“Bojack Horseman” entered its fifth season on Netflix on Sept. 14, and features 12 episodes starring Will Arnett as the titular character, with Alison Brie, Paul F. Tompkins, Aaron Paul and Amy Sedaris. This season focuses on the animated human-horse hybrid starring in a new TV show, titled “Philbert,” and Bojack’s continued issues with depression and addiction. Diane (Brie) and Mr. Peanutbutter (Tompkins) struggle with relationships, Princess Carolyn (Sedaris) looks to adopt a child and Todd (Paul) continues to be Todd.
This show is amazing with each new season, and it left a lot to be discovered following the tremendous fourth season, so the expectations for yet another season of Netflix’s most consistent show were sky high.
Once again, “Bojack Horseman” did not disappoint.
Season 5 delivers 12 episodes that range from very good to out-of-this-world spectacular, each of which feel new and innovative from the next. The show uses a brilliant amount of storytelling methods that are uncommon and original in order to make the majority of episodes feel like something you’ve never seen.
Where much of seasons 2 through 4 hit on ideas of depression and isolation to capture its emotion, the new set of episodes feels more fueled toward aggravating the viewer, making them invested in these characters, only to often be let down by many of their actions.

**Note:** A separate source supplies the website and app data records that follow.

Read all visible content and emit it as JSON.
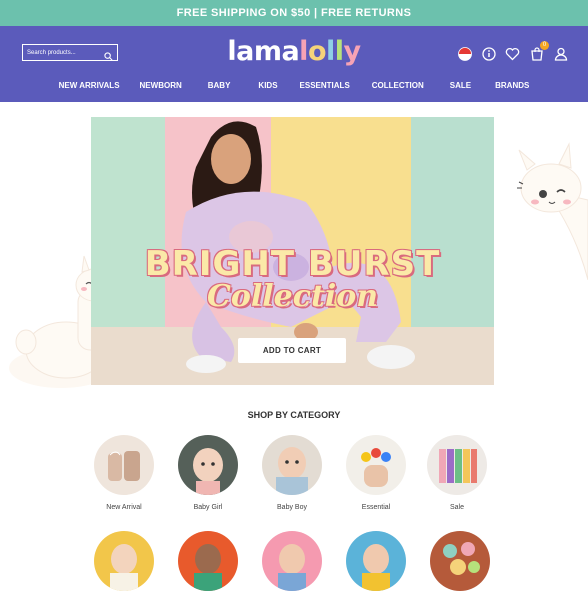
{
  "promo": {
    "text": "FREE SHIPPING ON $50 | FREE RETURNS"
  },
  "header": {
    "search_placeholder": "Search products...",
    "logo_parts": [
      "lama",
      "l",
      "o",
      "l",
      "l",
      "y"
    ],
    "cart_count": "0",
    "nav": [
      "NEW ARRIVALS",
      "NEWBORN",
      "BABY",
      "KIDS",
      "ESSENTIALS",
      "COLLECTION",
      "SALE",
      "BRANDS"
    ]
  },
  "hero": {
    "title_line1": "BRIGHT BURST",
    "title_line2": "Collection",
    "cta": "ADD TO CART"
  },
  "categories": {
    "title": "SHOP BY CATEGORY",
    "row1": [
      "New Arrival",
      "Baby Girl",
      "Baby Boy",
      "Essential",
      "Sale"
    ]
  },
  "colors": {
    "promo": "#6cc1ad",
    "header": "#5b5bbb",
    "accent": "#f5a623"
  }
}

Arnett in the role of Bojack is truly exceptional once again, and it should be considered highway robbery if — and most likely when — he doesn’t get an Emmy for his work. The way he has shifted Bojack into the perfect antihero is nothing short of masterful, and the “Free Churro” episode in the middle of the season is just about the best thing this show has ever made.

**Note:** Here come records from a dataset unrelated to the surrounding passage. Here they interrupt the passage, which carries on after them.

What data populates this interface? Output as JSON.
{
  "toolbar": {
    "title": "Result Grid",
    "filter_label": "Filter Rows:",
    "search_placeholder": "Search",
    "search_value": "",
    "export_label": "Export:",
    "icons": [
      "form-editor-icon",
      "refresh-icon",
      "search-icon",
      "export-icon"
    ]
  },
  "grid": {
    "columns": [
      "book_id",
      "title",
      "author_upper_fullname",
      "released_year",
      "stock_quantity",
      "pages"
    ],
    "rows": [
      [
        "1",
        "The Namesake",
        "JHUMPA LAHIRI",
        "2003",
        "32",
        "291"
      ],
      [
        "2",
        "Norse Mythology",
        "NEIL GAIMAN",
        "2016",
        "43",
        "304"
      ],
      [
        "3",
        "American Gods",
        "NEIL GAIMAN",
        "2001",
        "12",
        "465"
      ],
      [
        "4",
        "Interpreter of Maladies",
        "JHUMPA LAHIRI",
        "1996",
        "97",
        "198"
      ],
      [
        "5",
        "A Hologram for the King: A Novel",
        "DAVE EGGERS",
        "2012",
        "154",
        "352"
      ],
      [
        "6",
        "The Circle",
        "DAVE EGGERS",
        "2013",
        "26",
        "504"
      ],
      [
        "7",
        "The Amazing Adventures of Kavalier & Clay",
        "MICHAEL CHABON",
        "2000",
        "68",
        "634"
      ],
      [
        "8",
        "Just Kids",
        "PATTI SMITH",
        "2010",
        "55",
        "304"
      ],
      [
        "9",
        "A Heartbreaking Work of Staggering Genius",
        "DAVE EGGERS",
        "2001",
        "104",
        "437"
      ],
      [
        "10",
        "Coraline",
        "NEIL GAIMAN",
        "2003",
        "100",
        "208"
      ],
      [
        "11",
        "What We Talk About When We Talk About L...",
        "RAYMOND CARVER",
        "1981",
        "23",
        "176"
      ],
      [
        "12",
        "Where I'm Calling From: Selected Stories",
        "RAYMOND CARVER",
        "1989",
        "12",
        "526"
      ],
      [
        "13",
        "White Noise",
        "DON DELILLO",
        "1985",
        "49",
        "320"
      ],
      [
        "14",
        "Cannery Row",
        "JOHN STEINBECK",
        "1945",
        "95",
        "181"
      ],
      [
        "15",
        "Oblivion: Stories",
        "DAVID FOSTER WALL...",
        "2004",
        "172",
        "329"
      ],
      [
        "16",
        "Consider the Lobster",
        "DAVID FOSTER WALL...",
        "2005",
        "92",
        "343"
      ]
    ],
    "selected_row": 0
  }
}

As with every season, it is not just Bojack that has a storyline worth telling. Princess Carolyn’s struggles consistently hurt to watch, and Sedaris’ performance is as good as always. The same comes with Diane, who is often easy to hate, but always understandable through her character. Todd has more story than usual in this season, but is great at bringing in some well-placed comedic moments.
The returning cast continues to shine, and continues to build some of television’s greatest characters, but there are two new faces who excellently find their way into the story.

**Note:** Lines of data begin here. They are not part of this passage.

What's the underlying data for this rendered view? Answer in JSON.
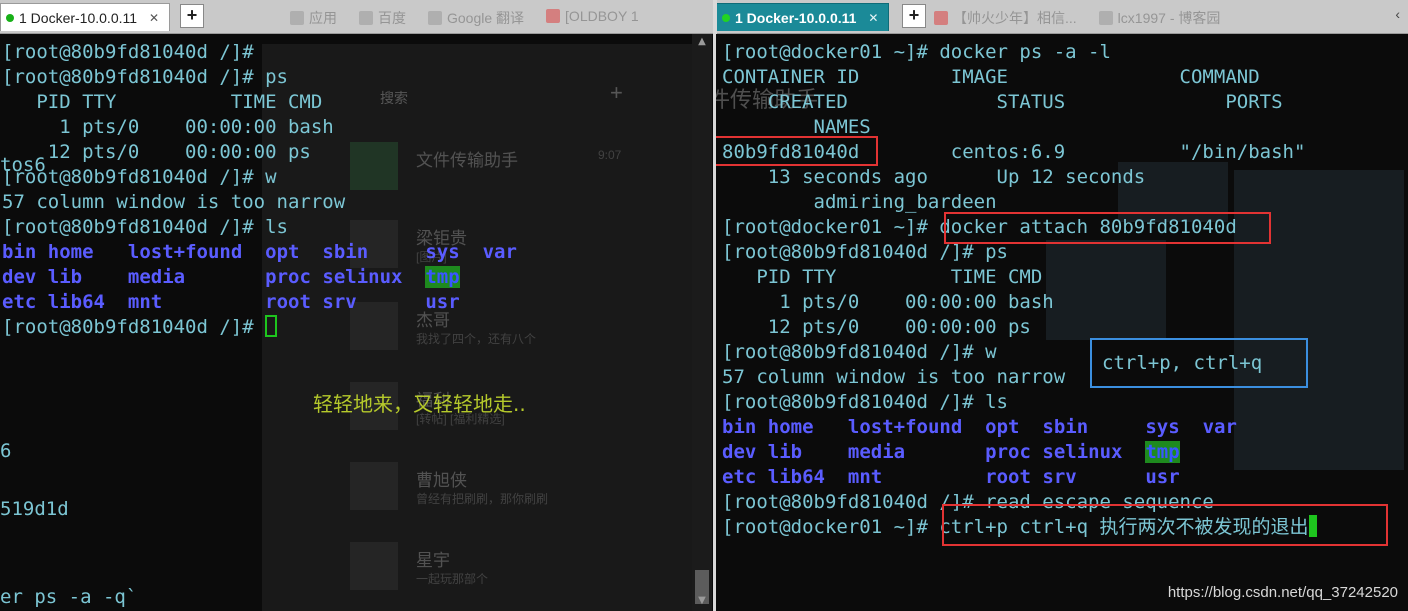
{
  "left_tabbar": {
    "tab_label": "1 Docker-10.0.0.11",
    "add_tab": "+",
    "bookmarks": [
      "应用",
      "百度",
      "Google 翻译",
      "[OLDBOY 1"
    ]
  },
  "right_tabbar": {
    "tab_label": "1 Docker-10.0.0.11",
    "add_tab": "+",
    "bookmarks": [
      "【帅火少年】相信...",
      "lcx1997 - 博客园"
    ],
    "min_label": "‹"
  },
  "left_terminal": {
    "lines": [
      "[root@80b9fd81040d /]#",
      "[root@80b9fd81040d /]# ps",
      "   PID TTY          TIME CMD",
      "     1 pts/0    00:00:00 bash",
      "    12 pts/0    00:00:00 ps",
      "[root@80b9fd81040d /]# w",
      "57 column window is too narrow",
      "[root@80b9fd81040d /]# ls"
    ],
    "ls_rows": [
      [
        "bin",
        "home",
        "lost+found",
        "opt",
        "sbin",
        "sys",
        "var"
      ],
      [
        "dev",
        "lib",
        "media",
        "proc",
        "selinux",
        "tmp",
        ""
      ],
      [
        "etc",
        "lib64",
        "mnt",
        "root",
        "srv",
        "usr",
        ""
      ]
    ],
    "prompt_last": "[root@80b9fd81040d /]# ",
    "fragments": [
      "tos6",
      "6",
      "519d1d",
      "er ps -a -q`"
    ],
    "overlay_text": "轻轻地来，又轻轻地走.."
  },
  "background_app": {
    "search_placeholder": "搜索",
    "contacts": [
      {
        "name": "文件传输助手",
        "time": "9:07"
      },
      {
        "name": "梁钜贵",
        "preview": "[图片]"
      },
      {
        "name": "杰哥",
        "preview": "我找了四个，还有八个"
      },
      {
        "name": "福利",
        "preview": "[转帖] [福利精选]"
      },
      {
        "name": "曹旭侠",
        "preview": "曾经有把刷刷，那你刷刷"
      },
      {
        "name": "星宇",
        "preview": "一起玩那部个"
      }
    ],
    "chat_title": "文件传输助手"
  },
  "right_terminal": {
    "lines": [
      "[root@docker01 ~]# docker ps -a -l",
      "CONTAINER ID        IMAGE               COMMAND",
      "    CREATED             STATUS              PORTS",
      "        NAMES",
      "80b9fd81040d        centos:6.9          \"/bin/bash\"",
      "    13 seconds ago      Up 12 seconds",
      "        admiring_bardeen",
      "[root@docker01 ~]# docker attach 80b9fd81040d",
      "[root@80b9fd81040d /]# ps",
      "   PID TTY          TIME CMD",
      "     1 pts/0    00:00:00 bash",
      "    12 pts/0    00:00:00 ps",
      "[root@80b9fd81040d /]# w",
      "57 column window is too narrow",
      "[root@80b9fd81040d /]# ls"
    ],
    "ls_rows": [
      [
        "bin",
        "home",
        "lost+found",
        "opt",
        "sbin",
        "sys",
        "var"
      ],
      [
        "dev",
        "lib",
        "media",
        "proc",
        "selinux",
        "tmp",
        ""
      ],
      [
        "etc",
        "lib64",
        "mnt",
        "root",
        "srv",
        "usr",
        ""
      ]
    ],
    "escape_line": "[root@80b9fd81040d /]# read escape sequence",
    "last_prompt": "[root@docker01 ~]# ",
    "last_command": "ctrl+p ctrl+q 执行两次不被发现的退出",
    "blue_annotation": "ctrl+p, ctrl+q"
  },
  "watermark": "https://blog.csdn.net/qq_37242520",
  "colors": {
    "terminal_text": "#7cc6d4",
    "directory": "#5a5cff",
    "annotation_red": "#e23333",
    "annotation_blue": "#3b8fe0",
    "cursor": "#1ec51e"
  }
}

Stephanie Beatriz is a perfect counter to Bojack in her role as Gina, who becomes more of a centerpiece as the season unfolds, with her performance in episode 11, “The Showstopper,” along with Arnett, being some of the best the show has seen. Rami Malek’s work as Flip McVicker, who was teased in Season 4, is also great, and is a smart way to show the inner workings of a writer dying to get his work on the screen.
Aside from episodes six and 11, which are arguably the best of the season, there are some brilliantly fresh ideas in “The Dog Days are Over” and “INT. SUB,” that I adored, and it is these types of new ideas that keep “Bojack Horseman” on top.
Arnett was born to play this role, and is joined by tremendous voice work from the entire cast. The dramatic themes on display throughout the season all hit with a brutal amount of impact that left me with my jaw dropped on more than one occasion.
The plot continues to intrigue, the characters continue to develop and the seasons continue to impress as Season 5 is one of the best in television today.
“Bojack Horseman” displays once again that a series based on a horse can really be one of the most relatable and human shows running today.
Best Episodes: Free Churro, INT. SUB, The Showstopper
Worst Episode: Planned Obsolescence
5/5 stars, 10/10, whatever all that is